# Required action
Each record below is to be retyped exactly, with its pictures omitted.

[[ Given data, beginning ]]

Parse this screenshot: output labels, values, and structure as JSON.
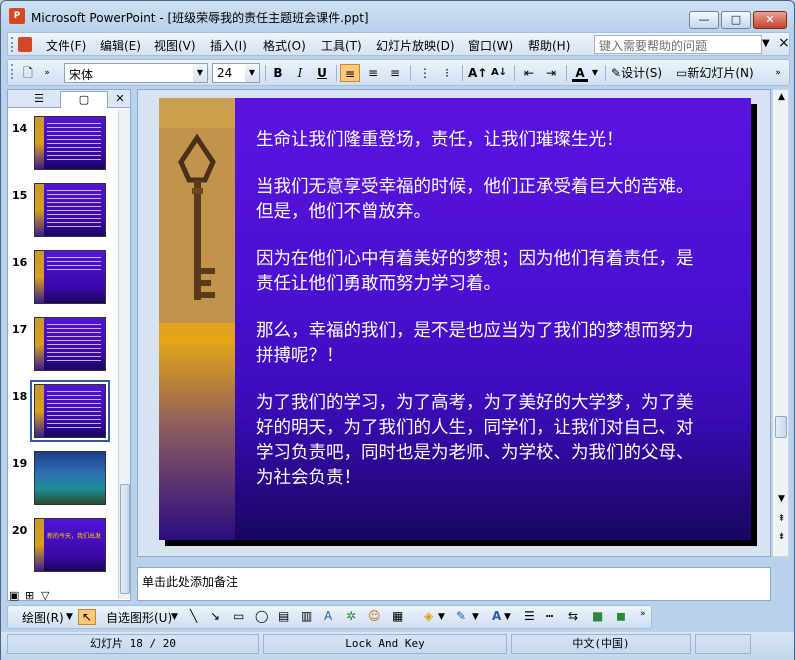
{
  "window": {
    "title": "Microsoft PowerPoint - [班级荣辱我的责任主题班会课件.ppt]",
    "app_icon_label": "P",
    "controls": {
      "minimize": "—",
      "maximize": "□",
      "close": "✕"
    }
  },
  "menu": {
    "items": [
      "文件(F)",
      "编辑(E)",
      "视图(V)",
      "插入(I)",
      "格式(O)",
      "工具(T)",
      "幻灯片放映(D)",
      "窗口(W)",
      "帮助(H)"
    ],
    "help_placeholder": "键入需要帮助的问题",
    "close_glyph": "×"
  },
  "toolbar": {
    "font_name": "宋体",
    "font_size": "24",
    "bold": "B",
    "italic": "I",
    "underline": "U",
    "font_color_glyph": "A",
    "design_label": "设计(S)",
    "new_slide_label": "新幻灯片(N)"
  },
  "slides_panel": {
    "thumbnails": [
      {
        "number": "14"
      },
      {
        "number": "15"
      },
      {
        "number": "16"
      },
      {
        "number": "17"
      },
      {
        "number": "18"
      },
      {
        "number": "19"
      },
      {
        "number": "20"
      }
    ],
    "selected": "18",
    "thumb20_text": "新的今天，我们出发"
  },
  "slide": {
    "paragraphs": [
      "生命让我们隆重登场，责任，让我们璀璨生光！",
      "当我们无意享受幸福的时候，他们正承受着巨大的苦难。但是，他们不曾放弃。",
      "因为在他们心中有着美好的梦想；因为他们有着责任，是责任让他们勇敢而努力学习着。",
      "那么，幸福的我们，是不是也应当为了我们的梦想而努力拼搏呢？！",
      "为了我们的学习，为了高考，为了美好的大学梦，为了美好的明天，为了我们的人生，同学们，让我们对自己、对学习负责吧，同时也是为老师、为学校、为我们的父母、为社会负责！"
    ]
  },
  "notes": {
    "placeholder": "单击此处添加备注"
  },
  "drawbar": {
    "draw_label": "绘图(R)",
    "autoshapes_label": "自选图形(U)"
  },
  "status": {
    "slide_position": "幻灯片 18 / 20",
    "theme": "Lock And Key",
    "language": "中文(中国)"
  },
  "colors": {
    "slide_bg": "#4a0fd0",
    "slide_strip": "#e0a020",
    "selected_tool": "#ffc77a"
  }
}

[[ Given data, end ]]

# Exercise result
Parse this screenshot: output labels, values, and structure as JSON.
{
  "window": {
    "title": "Microsoft PowerPoint - [班级荣辱我的责任主题班会课件.ppt]",
    "app_icon_label": "P",
    "controls": {
      "minimize": "—",
      "maximize": "□",
      "close": "✕"
    }
  },
  "menu": {
    "items": [
      "文件(F)",
      "编辑(E)",
      "视图(V)",
      "插入(I)",
      "格式(O)",
      "工具(T)",
      "幻灯片放映(D)",
      "窗口(W)",
      "帮助(H)"
    ],
    "help_placeholder": "键入需要帮助的问题",
    "close_glyph": "×"
  },
  "toolbar": {
    "font_name": "宋体",
    "font_size": "24",
    "bold": "B",
    "italic": "I",
    "underline": "U",
    "font_color_glyph": "A",
    "design_label": "设计(S)",
    "new_slide_label": "新幻灯片(N)"
  },
  "slides_panel": {
    "thumbnails": [
      {
        "number": "14"
      },
      {
        "number": "15"
      },
      {
        "number": "16"
      },
      {
        "number": "17"
      },
      {
        "number": "18"
      },
      {
        "number": "19"
      },
      {
        "number": "20"
      }
    ],
    "selected": "18",
    "thumb20_text": "新的今天，我们出发"
  },
  "slide": {
    "paragraphs": [
      "生命让我们隆重登场，责任，让我们璀璨生光！",
      "当我们无意享受幸福的时候，他们正承受着巨大的苦难。但是，他们不曾放弃。",
      "因为在他们心中有着美好的梦想；因为他们有着责任，是责任让他们勇敢而努力学习着。",
      "那么，幸福的我们，是不是也应当为了我们的梦想而努力拼搏呢？！",
      "为了我们的学习，为了高考，为了美好的大学梦，为了美好的明天，为了我们的人生，同学们，让我们对自己、对学习负责吧，同时也是为老师、为学校、为我们的父母、为社会负责！"
    ]
  },
  "notes": {
    "placeholder": "单击此处添加备注"
  },
  "drawbar": {
    "draw_label": "绘图(R)",
    "autoshapes_label": "自选图形(U)"
  },
  "status": {
    "slide_position": "幻灯片 18 / 20",
    "theme": "Lock And Key",
    "language": "中文(中国)"
  },
  "colors": {
    "slide_bg": "#4a0fd0",
    "slide_strip": "#e0a020",
    "selected_tool": "#ffc77a"
  }
}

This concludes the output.